8. Accessorize! Potted plants, mirrors, pillows, lanterns and artwork all let your personality come through. Outdoor rugs, like my collection with Feizy, are now made of materials like 100% PET [polyethylene terephthalate], made from recycled plastic water bottles, so they’re also sustainable. These can be hosed off, making maintenance easy. [Kelly has outdoor as well as indoor rug collections with Feizy.]
Be careful of cushions and pillows that aren’t weather-resistant: I use Dry Fast, a brand of high-quality, open-cell foam. Dry Fast foam is formulated with an antimicrobial agent to prevent mold and mildew. When paired with an outdoor cushion fabric or Phifertex Mesh, open-cell foam creates a virtually maintenance-free cushion in sun, rain, and snow.
To determine if your foam is of high quality, pour a cup of water on it. The water should run straight through the foam and drain out the bottom. If the water runs off the sides of the foam, this is an imitation product.
9. Light the night. This is the key to enjoying your space after dark, for ambience as well as safety. Have task lights for cooking, light pathways, suspend pendants over a bar area, and incorporate dimmable lighting in an eating area. Be wary of solar-powered lights, however. They can look very florescent, defeating the purpose of intimate mood lighting. To incorporate outdoor overhead lighting and fans (which sometimes include a light), run electric wiring through the structure of a pergola or awning frame. Layered lighting is great, and dimmable sconces also help create a mood.
10. Set the mood. Audio and video technology creates the mood, whether it’s music for a dinner party or team pride on game day. Be sure your space caters to all ages of the family.
As for maintenance, Kelly recommends that designers consider stainless steel for cabinets and structures; a manmade engineered countertop product like Dekton by Cosentino resists cracking that can come with natural stone and tile.
“Similarly, use outdoor pillows with a polyester base that breathe and dry quickly,” she said. “The moisture-wicking properties prevent mold.”
She also recommends covering patio furniture and storing it in a garage or shed if possible in really bad weather.

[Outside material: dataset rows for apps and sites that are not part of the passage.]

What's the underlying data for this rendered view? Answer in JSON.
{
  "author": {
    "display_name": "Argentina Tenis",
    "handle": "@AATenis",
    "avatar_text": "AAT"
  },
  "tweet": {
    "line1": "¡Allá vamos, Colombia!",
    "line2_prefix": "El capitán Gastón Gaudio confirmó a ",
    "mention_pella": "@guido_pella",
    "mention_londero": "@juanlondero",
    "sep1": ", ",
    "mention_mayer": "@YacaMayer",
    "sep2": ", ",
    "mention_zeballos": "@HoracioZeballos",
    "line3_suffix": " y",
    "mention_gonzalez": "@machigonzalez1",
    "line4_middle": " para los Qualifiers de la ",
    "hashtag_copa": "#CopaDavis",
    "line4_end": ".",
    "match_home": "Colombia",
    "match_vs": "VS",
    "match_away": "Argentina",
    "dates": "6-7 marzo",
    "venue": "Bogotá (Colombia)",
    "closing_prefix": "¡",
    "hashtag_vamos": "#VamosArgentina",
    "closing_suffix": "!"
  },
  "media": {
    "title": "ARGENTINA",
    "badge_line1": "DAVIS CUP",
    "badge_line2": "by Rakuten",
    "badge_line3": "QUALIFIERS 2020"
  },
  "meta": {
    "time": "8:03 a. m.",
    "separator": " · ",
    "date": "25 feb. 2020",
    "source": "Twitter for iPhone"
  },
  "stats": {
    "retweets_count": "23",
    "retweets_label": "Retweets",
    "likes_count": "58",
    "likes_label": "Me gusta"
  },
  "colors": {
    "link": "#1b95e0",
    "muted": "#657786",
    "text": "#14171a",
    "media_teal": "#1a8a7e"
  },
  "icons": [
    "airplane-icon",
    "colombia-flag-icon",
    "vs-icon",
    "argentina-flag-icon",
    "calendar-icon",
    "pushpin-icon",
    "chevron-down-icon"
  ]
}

The cost of building an outdoor kitchen depends on size, but it can approach the price of an indoor kitchen depending on the level of stainless steel that will make grills and appliances last longer in harsh weather. Teak is always a good choice for wood, and some man-made element woven into materials helps with durability and stain-resistance. Finally, staining and oiling wood surfaces and the deck is especially important outdoors, and maintains the longevity of the product.